While I was in Los Angeles pursuing a music career, my band, Deepdown, had climbed our way to the top of the Hollywood music scene. We had worked hard for years, were very dedicated, and had a reputation around town for being the next band to be launched out of the local Hollywood scene to the larger masses. After years of feeling frustrated by our lack of nationwide exposure, we signed a management contract and had a producer — even though we felt a little weary about signing up with these two individuals.
Unfortunately, our manager blew our chances of that by having a nervous breakdown while meeting with investors that were planning on investing $500K in our band. It was quite rare for a Hollywood band to be raising expansion capital at the time.
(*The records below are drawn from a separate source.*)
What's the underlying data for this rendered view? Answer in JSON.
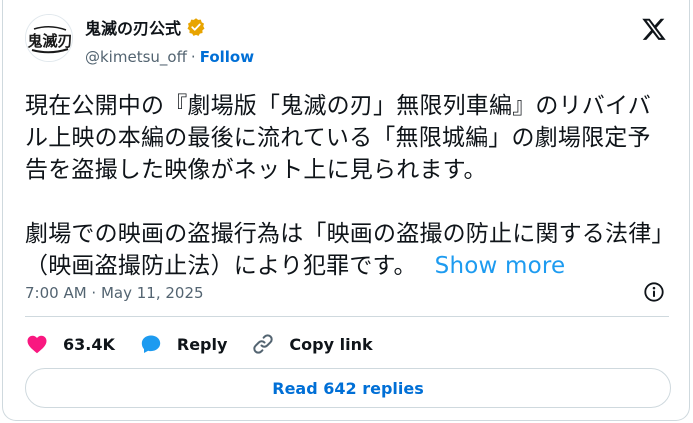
{
  "author": {
    "display_name": "鬼滅の刃公式",
    "handle": "@kimetsu_off",
    "separator": "·",
    "follow_label": "Follow",
    "avatar_icon": "kimetsu-logo-avatar",
    "verified_color": "#e8a400"
  },
  "post": {
    "paragraph1": "現在公開中の『劇場版「鬼滅の刃」無限列車編』のリバイバル上映の本編の最後に流れている「無限城編」の劇場限定予告を盗撮した映像がネット上に見られます。",
    "paragraph2": "劇場での映画の盗撮行為は「映画の盗撮の防止に関する法律」（映画盗撮防止法）により犯罪です。",
    "show_more_label": "Show more",
    "timestamp": "7:00 AM · May 11, 2025"
  },
  "actions": {
    "likes_count": "63.4K",
    "reply_label": "Reply",
    "copy_link_label": "Copy link",
    "like_color": "#f91880",
    "reply_icon_color": "#1d9bf0"
  },
  "replies_button_label": "Read 642 replies"
}
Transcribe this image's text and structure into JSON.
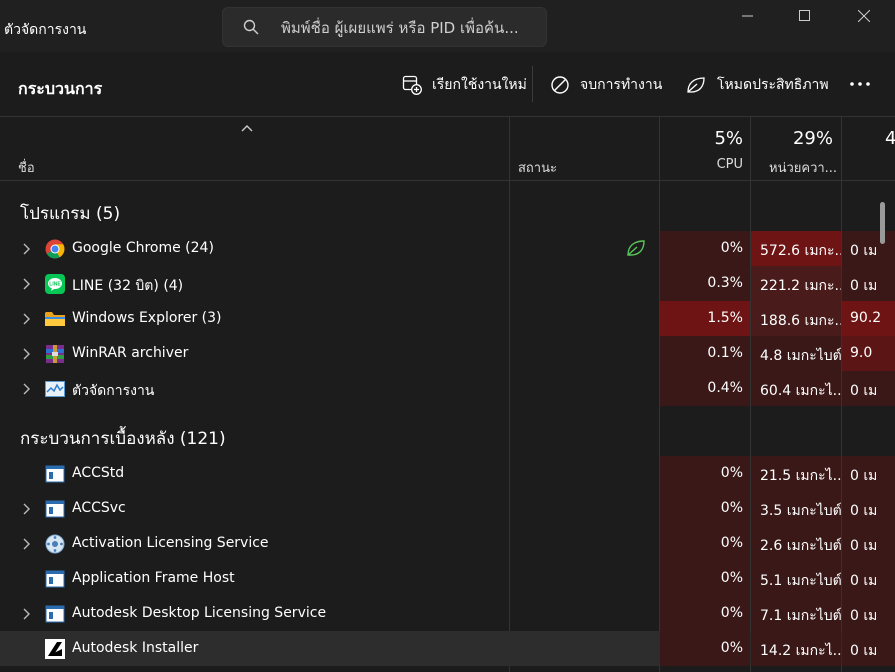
{
  "app": {
    "title": "ตัวจัดการงาน"
  },
  "search": {
    "placeholder": "พิมพ์ชื่อ ผู้เผยแพร่ หรือ PID เพื่อค้น..."
  },
  "toolbar": {
    "title": "กระบวนการ",
    "run_new_task": "เรียกใช้งานใหม่",
    "end_task": "จบการทำงาน",
    "efficiency_mode": "โหมดประสิทธิภาพ"
  },
  "columns": {
    "name": "ชื่อ",
    "status": "สถานะ",
    "cpu_pct": "5%",
    "cpu": "CPU",
    "memory_pct": "29%",
    "memory": "หน่วยควา...",
    "disk_pct": "4"
  },
  "sections": {
    "apps": "โปรแกรม (5)",
    "background": "กระบวนการเบื้องหลัง (121)"
  },
  "apps": [
    {
      "name": "Google Chrome (24)",
      "cpu": "0%",
      "memory": "572.6 เมกะ...",
      "disk": "0 เม"
    },
    {
      "name": "LINE (32 บิต) (4)",
      "cpu": "0.3%",
      "memory": "221.2 เมกะ...",
      "disk": "0 เม"
    },
    {
      "name": "Windows Explorer (3)",
      "cpu": "1.5%",
      "memory": "188.6 เมกะ...",
      "disk": "90.2"
    },
    {
      "name": "WinRAR archiver",
      "cpu": "0.1%",
      "memory": "4.8 เมกะไบต์",
      "disk": "9.0"
    },
    {
      "name": "ตัวจัดการงาน",
      "cpu": "0.4%",
      "memory": "60.4 เมกะไ...",
      "disk": "0 เม"
    }
  ],
  "background": [
    {
      "name": "ACCStd",
      "cpu": "0%",
      "memory": "21.5 เมกะไ...",
      "disk": "0 เม"
    },
    {
      "name": "ACCSvc",
      "cpu": "0%",
      "memory": "3.5 เมกะไบต์",
      "disk": "0 เม"
    },
    {
      "name": "Activation Licensing Service",
      "cpu": "0%",
      "memory": "2.6 เมกะไบต์",
      "disk": "0 เม"
    },
    {
      "name": "Application Frame Host",
      "cpu": "0%",
      "memory": "5.1 เมกะไบต์",
      "disk": "0 เม"
    },
    {
      "name": "Autodesk Desktop Licensing Service",
      "cpu": "0%",
      "memory": "7.1 เมกะไบต์",
      "disk": "0 เม"
    },
    {
      "name": "Autodesk Installer",
      "cpu": "0%",
      "memory": "14.2 เมกะไ...",
      "disk": "0 เม"
    }
  ]
}
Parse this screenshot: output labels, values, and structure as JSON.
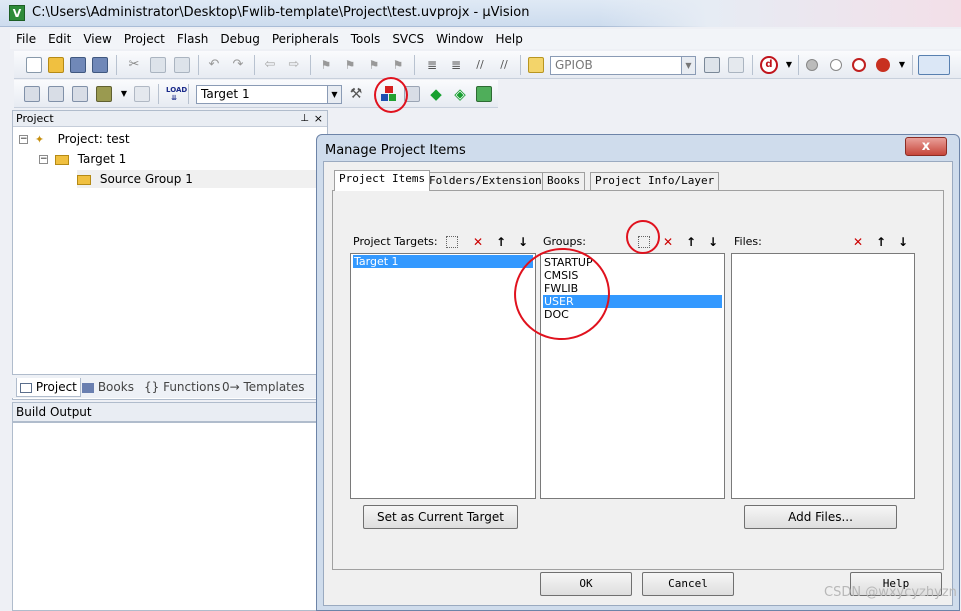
{
  "window": {
    "title": "C:\\Users\\Administrator\\Desktop\\Fwlib-template\\Project\\test.uvprojx - µVision",
    "icon_name": "uvision-app-icon"
  },
  "menu": [
    "File",
    "Edit",
    "View",
    "Project",
    "Flash",
    "Debug",
    "Peripherals",
    "Tools",
    "SVCS",
    "Window",
    "Help"
  ],
  "toolbar1": {
    "find_combo_value": "GPIOB"
  },
  "toolbar2": {
    "target_combo_value": "Target 1"
  },
  "project_panel": {
    "header": "Project",
    "pin_icon": "pin-icon",
    "tree": {
      "root": "Project: test",
      "target": "Target 1",
      "group": "Source Group 1"
    },
    "tabs": [
      "Project",
      "Books",
      "{} Functions",
      "0→ Templates"
    ]
  },
  "build_output": {
    "header": "Build Output"
  },
  "dialog": {
    "title": "Manage Project Items",
    "close_label": "x",
    "tabs": [
      "Project Items",
      "Folders/Extensions",
      "Books",
      "Project Info/Layer"
    ],
    "targets": {
      "label": "Project Targets:",
      "items": [
        "Target 1"
      ],
      "selected": "Target 1"
    },
    "groups": {
      "label": "Groups:",
      "items": [
        "STARTUP",
        "CMSIS",
        "FWLIB",
        "USER",
        "DOC"
      ],
      "selected": "USER"
    },
    "files": {
      "label": "Files:",
      "items": []
    },
    "buttons": {
      "set_current": "Set as Current Target",
      "add_files": "Add Files...",
      "ok": "OK",
      "cancel": "Cancel",
      "help": "Help"
    }
  },
  "watermark": "CSDN @wxycyzhyzn",
  "colors": {
    "selection": "#3399ff",
    "annotation": "#e0121e"
  }
}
At that dinner, they walked away from the opportunity, after our lunatic manager made a scene and was apparently slamming the table and screaming, “Give me the money!” Had we not let these two overconfident executives into our career — just out of our own greed and impatience — we may have very well been the next big thing.
Shortly after this incident, we fired both our manager and producer and were back on our own again. My thoughts on this lesson came to the surface quickly and I decided to get back to basics with a fresh approach, pursuing my solo career in music. We were technically an expansion stage company and felt we had done everything we could do to grow our product. We were itching to expand even more and lost sight of what got us there in the first place: our hard work, our dedication and love for our music, along with a grassroots approach to promoting our art. Accepting two music executives into our family — for lack of other options at the time — derailed our business.
If you have patience and are confident in your business, when it comes time for raising expansion capital, the right people will find you. I’m sure you can apply this to many aspects of your business, in one way or another.